The Island Funeral
Directed by Pimpaka Towira
February 9-15 at MoMA
The three young travelers at the heart of the Thai road movie The Island Funeral have a strong sense of where they’re going, leaving behind central Bangkok for the far-southern province of Pattani, yet they still manage to seem lost every step of the way. Indeed, director Pimpaka Towira opens her fluid but occasionally plodding second feature (and her first in more than a decade) with a side-of-the-road shot in which the confused Zugood (Aukrit Pornsumpunsuk) struggles to make sense of a folding map, while his sister, Laila (Heen Sasithorn), and close friend, Toy (Yosawat Sitiwong), fail to locate their coordinates with the aid of a smartphone. The Island Funeral, co-written by Towira and film critic Kong Rithdee, soon establishes that the dominant theme is not wayward youth but rather the fissured psychic terrain of contemporary Thailand itself.
Evidently seeking to resolve lingering questions about her national identity and familial heritage, Laila—who is, along with Zugood, a not particularly devout Muslim—has led the charge, against her father’s advice and for immediate reasons that mostly remain unclear, to visit a long-lost relative in the predominantly Muslim region of Pattani. The trip necessitates driving through a swath of terrain roiled by political violence, a zone where separatists have long sparred with government forces. During these middle passages, Towira seeks to instill an atmospheric sense of foreboding: News reports on the radio make frequent reference to violence and casualties, worrying Toy in particular; in one nighttime sequence, Laila stops the car abruptly and swears she’s just seen a naked woman in chains run across the road.
As the three eventually give up on finding the way themselves, the territory they pass through also seems to become progressively less terrestrial. By the time Laila and company arrive—via rowboat and torchlight, and after soliciting the help of a series of guides—at the remote village where Aunty Zainub (Kiatsuda Piromya) lives, the film, already slow-moving, settles into a vibe that’s practically narcotic, recalling the mystical lassitude of a working Thai filmmaker much more world-renowned than Towira, Apichatpong Weerasethakul.
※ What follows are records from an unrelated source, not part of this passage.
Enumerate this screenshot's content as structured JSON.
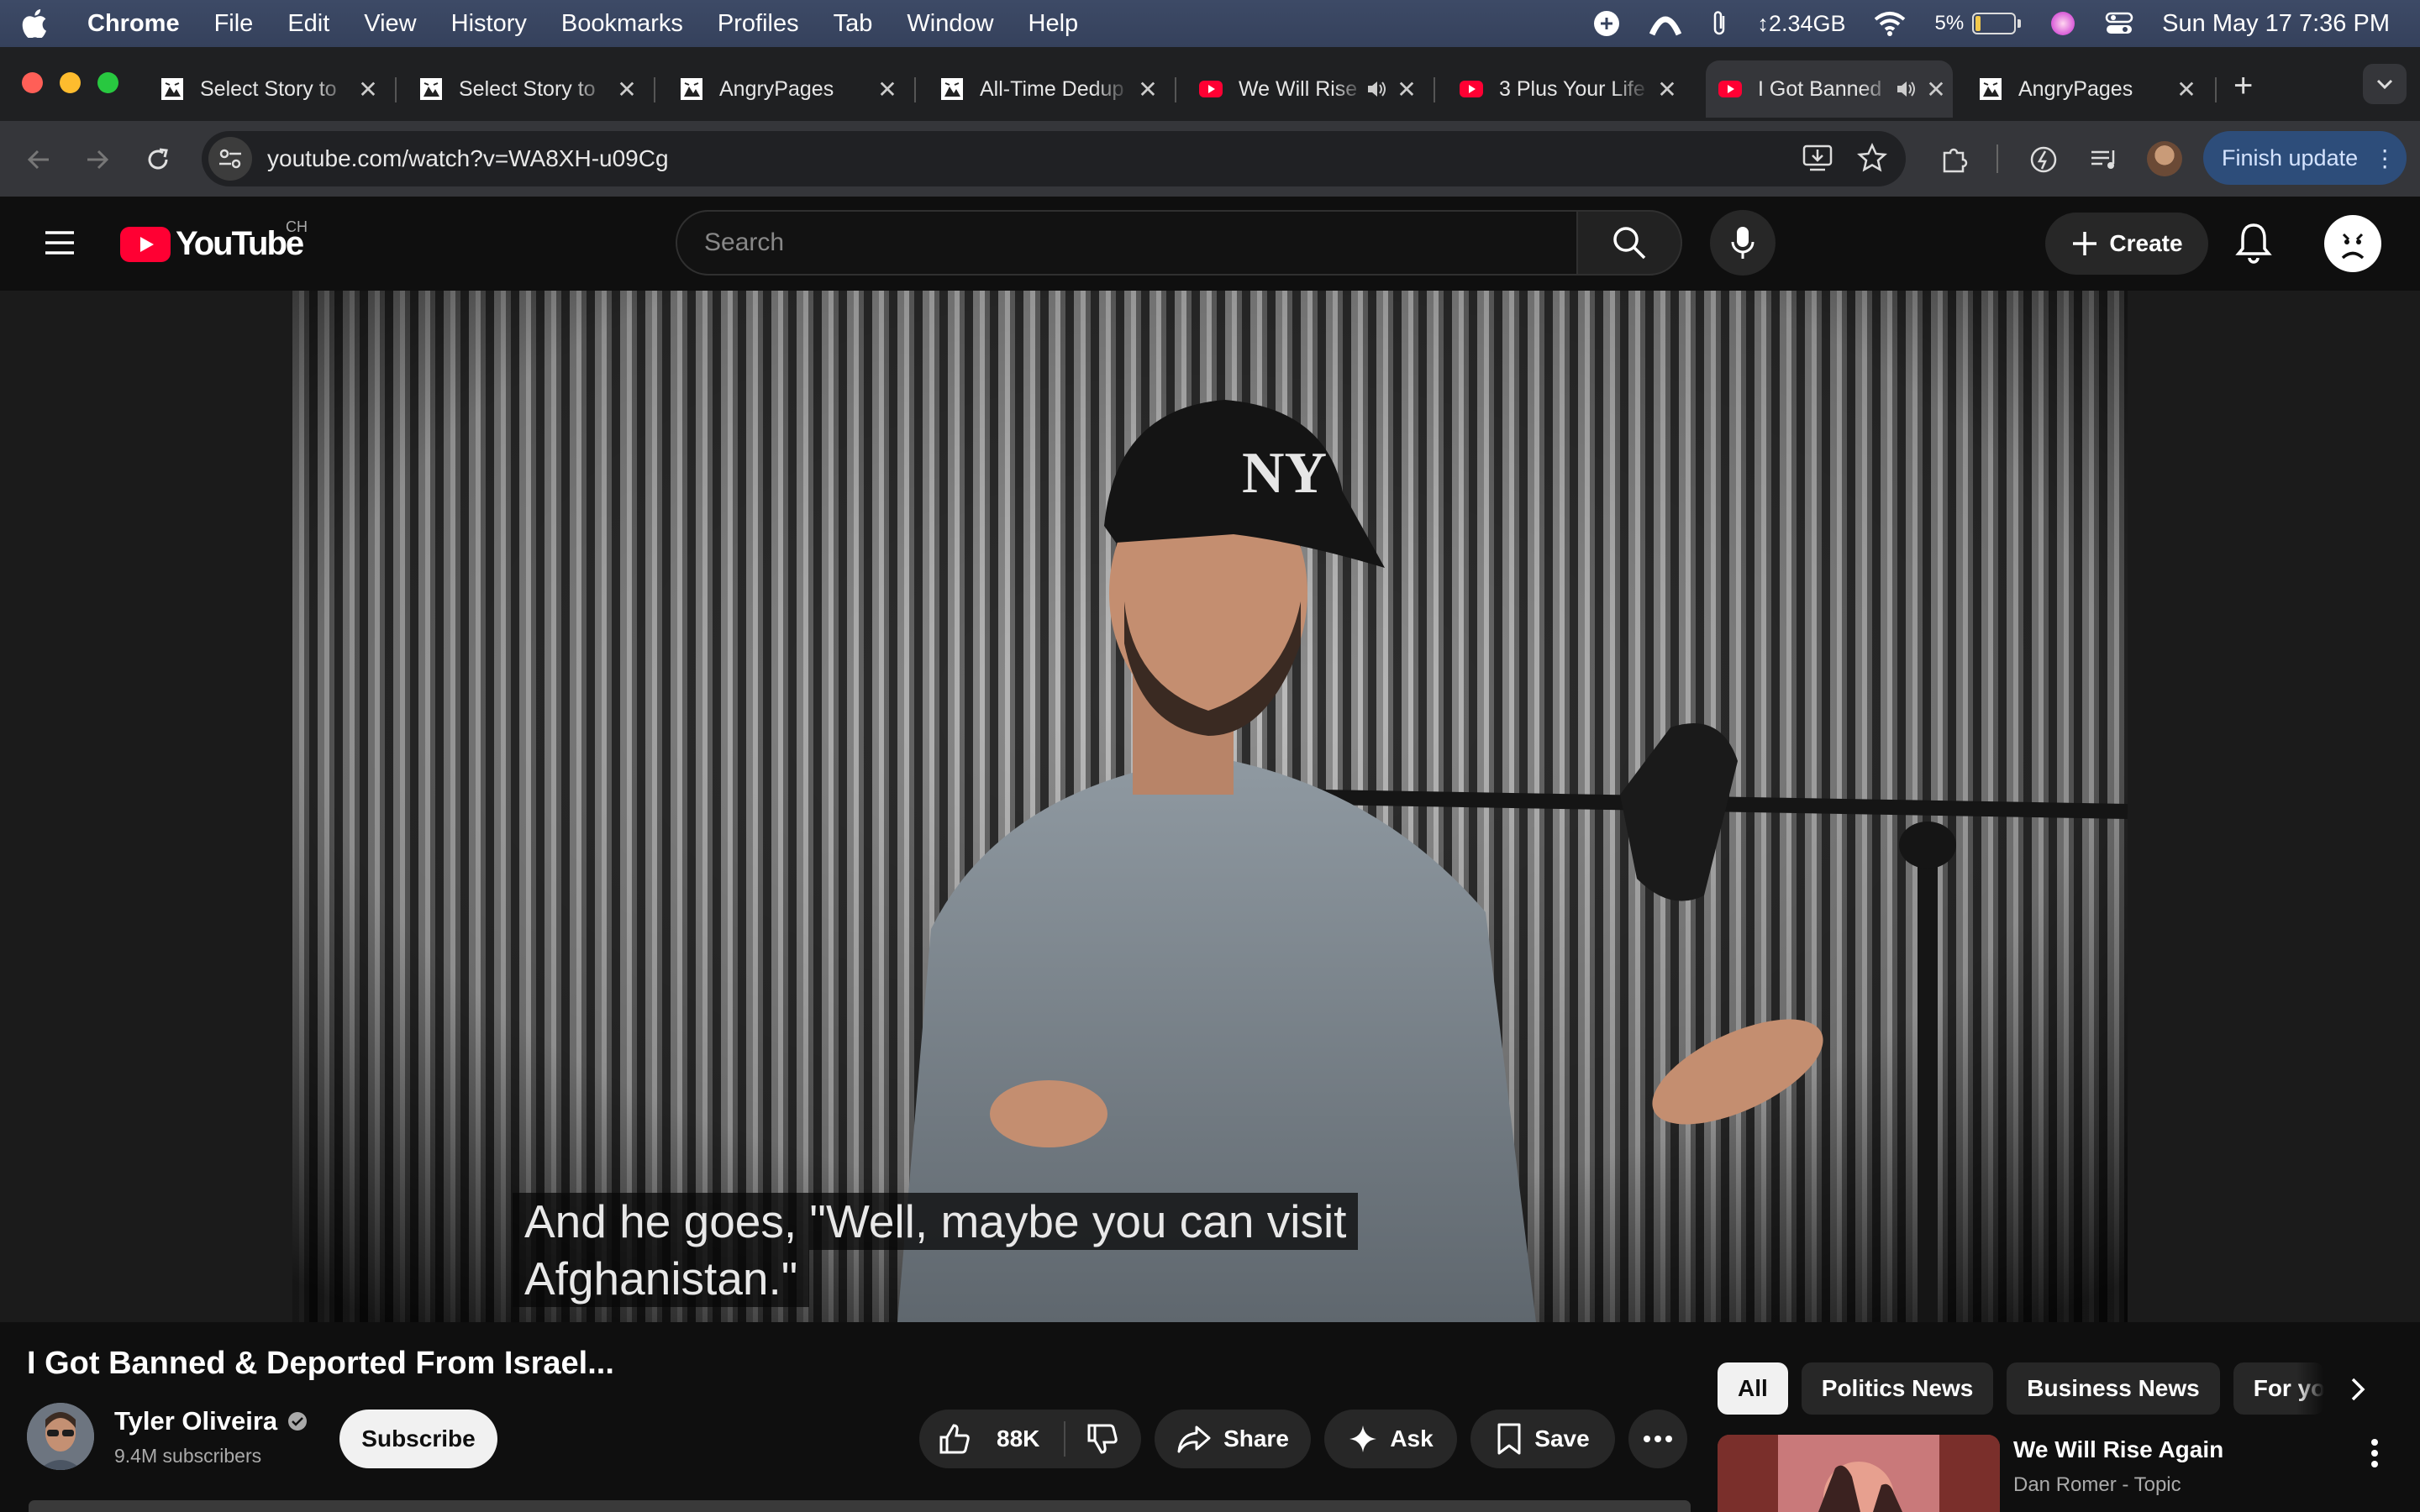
{
  "menubar": {
    "app_name": "Chrome",
    "items": [
      "File",
      "Edit",
      "View",
      "History",
      "Bookmarks",
      "Profiles",
      "Tab",
      "Window",
      "Help"
    ],
    "memory": "↕2.34GB",
    "battery_percent": "5%",
    "clock": "Sun May 17  7:36 PM"
  },
  "tabs": [
    {
      "title": "Select Story to"
    },
    {
      "title": "Select Story to"
    },
    {
      "title": "AngryPages"
    },
    {
      "title": "All-Time Dedup"
    },
    {
      "title": "We Will Rise"
    },
    {
      "title": "3 Plus Your Life"
    },
    {
      "title": "I Got Banned"
    },
    {
      "title": "AngryPages"
    }
  ],
  "toolbar": {
    "url": "youtube.com/watch?v=WA8XH-u09Cg",
    "finish_update": "Finish update"
  },
  "youtube": {
    "logo_text": "YouTube",
    "country_code": "CH",
    "search_placeholder": "Search",
    "create_label": "Create"
  },
  "video": {
    "caption_line1": "And he goes, \"Well, maybe you can visit",
    "caption_line2": "Afghanistan.\"",
    "title": "I Got Banned & Deported From Israel...",
    "channel_name": "Tyler Oliveira",
    "subscribers": "9.4M subscribers",
    "subscribe_label": "Subscribe",
    "likes": "88K",
    "share_label": "Share",
    "ask_label": "Ask",
    "save_label": "Save"
  },
  "chips": [
    "All",
    "Politics News",
    "Business News",
    "For you"
  ],
  "recommendation": {
    "title": "We Will Rise Again",
    "channel": "Dan Romer - Topic"
  },
  "colors": {
    "youtube_red": "#ff0033",
    "finish_update_bg": "#2d4d7a"
  }
}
The haunted-house effects in the movie’s last section might not be innovative but they’re well deployed: The antique lamps in Zainub’s house flicker drowsily as the wind rustles through the curtains and the insect chorus sings outside in the darkness, suggesting the very lushness of a past from which the younger generation here has, until now, been all but wholly disconnected. Too readily lapsing into its own extended longueurs, Towira’s film is nonetheless admirably alive to the fact that orienting yourself to your roots can be a disorienting experience.